• _Data for this exercise_:

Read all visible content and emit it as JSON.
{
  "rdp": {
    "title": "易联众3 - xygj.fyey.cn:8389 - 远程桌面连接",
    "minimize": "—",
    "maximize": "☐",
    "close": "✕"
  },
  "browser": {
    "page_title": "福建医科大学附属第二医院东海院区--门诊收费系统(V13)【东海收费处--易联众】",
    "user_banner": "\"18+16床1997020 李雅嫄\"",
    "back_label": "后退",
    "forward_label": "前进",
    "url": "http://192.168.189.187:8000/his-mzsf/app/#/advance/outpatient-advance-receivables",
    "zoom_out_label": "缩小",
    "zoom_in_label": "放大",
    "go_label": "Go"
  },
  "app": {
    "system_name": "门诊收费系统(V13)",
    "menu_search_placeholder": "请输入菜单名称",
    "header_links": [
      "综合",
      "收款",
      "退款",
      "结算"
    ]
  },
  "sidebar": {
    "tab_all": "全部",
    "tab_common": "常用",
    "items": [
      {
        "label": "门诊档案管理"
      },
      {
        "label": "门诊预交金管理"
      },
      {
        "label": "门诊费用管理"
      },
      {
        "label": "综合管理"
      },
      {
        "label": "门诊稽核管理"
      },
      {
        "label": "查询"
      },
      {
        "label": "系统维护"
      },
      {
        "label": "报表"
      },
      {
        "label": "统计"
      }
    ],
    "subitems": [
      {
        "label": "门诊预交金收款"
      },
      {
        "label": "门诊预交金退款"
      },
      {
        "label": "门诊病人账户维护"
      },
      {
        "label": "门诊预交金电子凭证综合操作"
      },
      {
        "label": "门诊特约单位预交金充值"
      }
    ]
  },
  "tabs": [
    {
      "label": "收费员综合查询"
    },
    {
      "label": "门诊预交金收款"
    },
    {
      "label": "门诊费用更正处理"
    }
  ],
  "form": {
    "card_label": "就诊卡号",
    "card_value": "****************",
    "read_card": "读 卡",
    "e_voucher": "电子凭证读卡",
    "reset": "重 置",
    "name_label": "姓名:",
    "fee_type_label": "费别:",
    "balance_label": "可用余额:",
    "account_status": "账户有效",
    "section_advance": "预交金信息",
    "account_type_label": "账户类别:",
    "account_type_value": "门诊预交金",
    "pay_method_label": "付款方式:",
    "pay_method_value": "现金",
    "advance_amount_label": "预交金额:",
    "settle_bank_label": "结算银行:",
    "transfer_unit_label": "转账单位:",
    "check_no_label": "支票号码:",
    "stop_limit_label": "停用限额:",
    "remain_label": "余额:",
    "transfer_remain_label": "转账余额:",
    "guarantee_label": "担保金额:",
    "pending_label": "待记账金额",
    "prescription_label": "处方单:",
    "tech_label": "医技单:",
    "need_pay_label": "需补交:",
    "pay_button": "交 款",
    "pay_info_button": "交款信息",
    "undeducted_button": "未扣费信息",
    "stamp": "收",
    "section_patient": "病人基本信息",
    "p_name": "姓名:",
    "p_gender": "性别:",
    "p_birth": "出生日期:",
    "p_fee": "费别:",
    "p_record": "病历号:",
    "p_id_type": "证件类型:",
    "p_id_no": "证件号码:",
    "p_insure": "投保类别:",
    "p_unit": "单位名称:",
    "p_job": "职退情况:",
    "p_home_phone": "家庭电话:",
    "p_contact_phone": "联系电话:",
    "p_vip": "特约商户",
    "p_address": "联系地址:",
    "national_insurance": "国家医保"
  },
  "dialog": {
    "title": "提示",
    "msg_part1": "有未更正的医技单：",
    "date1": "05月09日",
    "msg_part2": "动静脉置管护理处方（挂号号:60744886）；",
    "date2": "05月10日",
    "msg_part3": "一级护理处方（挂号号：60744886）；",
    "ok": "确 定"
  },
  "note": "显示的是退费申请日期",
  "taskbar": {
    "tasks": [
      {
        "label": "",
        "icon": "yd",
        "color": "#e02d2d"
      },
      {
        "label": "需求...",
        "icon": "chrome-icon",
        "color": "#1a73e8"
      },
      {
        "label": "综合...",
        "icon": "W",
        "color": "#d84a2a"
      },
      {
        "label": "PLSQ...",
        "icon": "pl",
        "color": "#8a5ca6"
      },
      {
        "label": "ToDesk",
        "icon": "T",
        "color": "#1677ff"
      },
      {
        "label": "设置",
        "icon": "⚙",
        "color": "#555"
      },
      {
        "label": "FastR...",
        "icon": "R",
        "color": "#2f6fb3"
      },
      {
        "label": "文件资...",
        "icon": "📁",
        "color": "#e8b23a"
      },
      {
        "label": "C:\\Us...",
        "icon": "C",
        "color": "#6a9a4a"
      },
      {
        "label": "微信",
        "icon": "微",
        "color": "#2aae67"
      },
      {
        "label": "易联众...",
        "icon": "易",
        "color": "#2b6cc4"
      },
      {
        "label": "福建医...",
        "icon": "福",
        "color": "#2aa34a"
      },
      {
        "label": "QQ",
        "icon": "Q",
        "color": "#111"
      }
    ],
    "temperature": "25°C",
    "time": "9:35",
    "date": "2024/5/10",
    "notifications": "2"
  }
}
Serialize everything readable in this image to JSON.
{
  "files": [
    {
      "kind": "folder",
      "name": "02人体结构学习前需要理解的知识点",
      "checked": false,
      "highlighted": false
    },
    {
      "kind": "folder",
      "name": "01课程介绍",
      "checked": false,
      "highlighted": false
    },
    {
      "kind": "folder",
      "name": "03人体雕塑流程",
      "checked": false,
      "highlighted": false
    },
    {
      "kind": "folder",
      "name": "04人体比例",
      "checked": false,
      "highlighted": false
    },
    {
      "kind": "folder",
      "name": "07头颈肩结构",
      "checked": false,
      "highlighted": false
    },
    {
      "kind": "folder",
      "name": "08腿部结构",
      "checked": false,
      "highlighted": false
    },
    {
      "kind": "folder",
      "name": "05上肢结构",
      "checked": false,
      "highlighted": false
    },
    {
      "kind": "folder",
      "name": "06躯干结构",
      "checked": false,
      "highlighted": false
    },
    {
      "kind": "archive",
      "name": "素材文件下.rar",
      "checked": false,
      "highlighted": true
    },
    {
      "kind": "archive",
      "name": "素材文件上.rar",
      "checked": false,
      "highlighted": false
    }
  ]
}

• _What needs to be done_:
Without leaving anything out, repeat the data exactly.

• _Output_:
Read all visible content and emit it as JSON.
{
  "rdp": {
    "title": "易联众3 - xygj.fyey.cn:8389 - 远程桌面连接",
    "minimize": "—",
    "maximize": "☐",
    "close": "✕"
  },
  "browser": {
    "page_title": "福建医科大学附属第二医院东海院区--门诊收费系统(V13)【东海收费处--易联众】",
    "user_banner": "\"18+16床1997020 李雅嫄\"",
    "back_label": "后退",
    "forward_label": "前进",
    "url": "http://192.168.189.187:8000/his-mzsf/app/#/advance/outpatient-advance-receivables",
    "zoom_out_label": "缩小",
    "zoom_in_label": "放大",
    "go_label": "Go"
  },
  "app": {
    "system_name": "门诊收费系统(V13)",
    "menu_search_placeholder": "请输入菜单名称",
    "header_links": [
      "综合",
      "收款",
      "退款",
      "结算"
    ]
  },
  "sidebar": {
    "tab_all": "全部",
    "tab_common": "常用",
    "items": [
      {
        "label": "门诊档案管理"
      },
      {
        "label": "门诊预交金管理"
      },
      {
        "label": "门诊费用管理"
      },
      {
        "label": "综合管理"
      },
      {
        "label": "门诊稽核管理"
      },
      {
        "label": "查询"
      },
      {
        "label": "系统维护"
      },
      {
        "label": "报表"
      },
      {
        "label": "统计"
      }
    ],
    "subitems": [
      {
        "label": "门诊预交金收款"
      },
      {
        "label": "门诊预交金退款"
      },
      {
        "label": "门诊病人账户维护"
      },
      {
        "label": "门诊预交金电子凭证综合操作"
      },
      {
        "label": "门诊特约单位预交金充值"
      }
    ]
  },
  "tabs": [
    {
      "label": "收费员综合查询"
    },
    {
      "label": "门诊预交金收款"
    },
    {
      "label": "门诊费用更正处理"
    }
  ],
  "form": {
    "card_label": "就诊卡号",
    "card_value": "****************",
    "read_card": "读 卡",
    "e_voucher": "电子凭证读卡",
    "reset": "重 置",
    "name_label": "姓名:",
    "fee_type_label": "费别:",
    "balance_label": "可用余额:",
    "account_status": "账户有效",
    "section_advance": "预交金信息",
    "account_type_label": "账户类别:",
    "account_type_value": "门诊预交金",
    "pay_method_label": "付款方式:",
    "pay_method_value": "现金",
    "advance_amount_label": "预交金额:",
    "settle_bank_label": "结算银行:",
    "transfer_unit_label": "转账单位:",
    "check_no_label": "支票号码:",
    "stop_limit_label": "停用限额:",
    "remain_label": "余额:",
    "transfer_remain_label": "转账余额:",
    "guarantee_label": "担保金额:",
    "pending_label": "待记账金额",
    "prescription_label": "处方单:",
    "tech_label": "医技单:",
    "need_pay_label": "需补交:",
    "pay_button": "交 款",
    "pay_info_button": "交款信息",
    "undeducted_button": "未扣费信息",
    "stamp": "收",
    "section_patient": "病人基本信息",
    "p_name": "姓名:",
    "p_gender": "性别:",
    "p_birth": "出生日期:",
    "p_fee": "费别:",
    "p_record": "病历号:",
    "p_id_type": "证件类型:",
    "p_id_no": "证件号码:",
    "p_insure": "投保类别:",
    "p_unit": "单位名称:",
    "p_job": "职退情况:",
    "p_home_phone": "家庭电话:",
    "p_contact_phone": "联系电话:",
    "p_vip": "特约商户",
    "p_address": "联系地址:",
    "national_insurance": "国家医保"
  },
  "dialog": {
    "title": "提示",
    "msg_part1": "有未更正的医技单：",
    "date1": "05月09日",
    "msg_part2": "动静脉置管护理处方（挂号号:60744886）；",
    "date2": "05月10日",
    "msg_part3": "一级护理处方（挂号号：60744886）；",
    "ok": "确 定"
  },
  "note": "显示的是退费申请日期",
  "taskbar": {
    "tasks": [
      {
        "label": "",
        "icon": "yd",
        "color": "#e02d2d"
      },
      {
        "label": "需求...",
        "icon": "chrome-icon",
        "color": "#1a73e8"
      },
      {
        "label": "综合...",
        "icon": "W",
        "color": "#d84a2a"
      },
      {
        "label": "PLSQ...",
        "icon": "pl",
        "color": "#8a5ca6"
      },
      {
        "label": "ToDesk",
        "icon": "T",
        "color": "#1677ff"
      },
      {
        "label": "设置",
        "icon": "⚙",
        "color": "#555"
      },
      {
        "label": "FastR...",
        "icon": "R",
        "color": "#2f6fb3"
      },
      {
        "label": "文件资...",
        "icon": "📁",
        "color": "#e8b23a"
      },
      {
        "label": "C:\\Us...",
        "icon": "C",
        "color": "#6a9a4a"
      },
      {
        "label": "微信",
        "icon": "微",
        "color": "#2aae67"
      },
      {
        "label": "易联众...",
        "icon": "易",
        "color": "#2b6cc4"
      },
      {
        "label": "福建医...",
        "icon": "福",
        "color": "#2aa34a"
      },
      {
        "label": "QQ",
        "icon": "Q",
        "color": "#111"
      }
    ],
    "temperature": "25°C",
    "time": "9:35",
    "date": "2024/5/10",
    "notifications": "2"
  }
}
Serialize everything readable in this image to JSON.
{
  "files": [
    {
      "kind": "folder",
      "name": "02人体结构学习前需要理解的知识点",
      "checked": false,
      "highlighted": false
    },
    {
      "kind": "folder",
      "name": "01课程介绍",
      "checked": false,
      "highlighted": false
    },
    {
      "kind": "folder",
      "name": "03人体雕塑流程",
      "checked": false,
      "highlighted": false
    },
    {
      "kind": "folder",
      "name": "04人体比例",
      "checked": false,
      "highlighted": false
    },
    {
      "kind": "folder",
      "name": "07头颈肩结构",
      "checked": false,
      "highlighted": false
    },
    {
      "kind": "folder",
      "name": "08腿部结构",
      "checked": false,
      "highlighted": false
    },
    {
      "kind": "folder",
      "name": "05上肢结构",
      "checked": false,
      "highlighted": false
    },
    {
      "kind": "folder",
      "name": "06躯干结构",
      "checked": false,
      "highlighted": false
    },
    {
      "kind": "archive",
      "name": "素材文件下.rar",
      "checked": false,
      "highlighted": true
    },
    {
      "kind": "archive",
      "name": "素材文件上.rar",
      "checked": false,
      "highlighted": false
    }
  ]
}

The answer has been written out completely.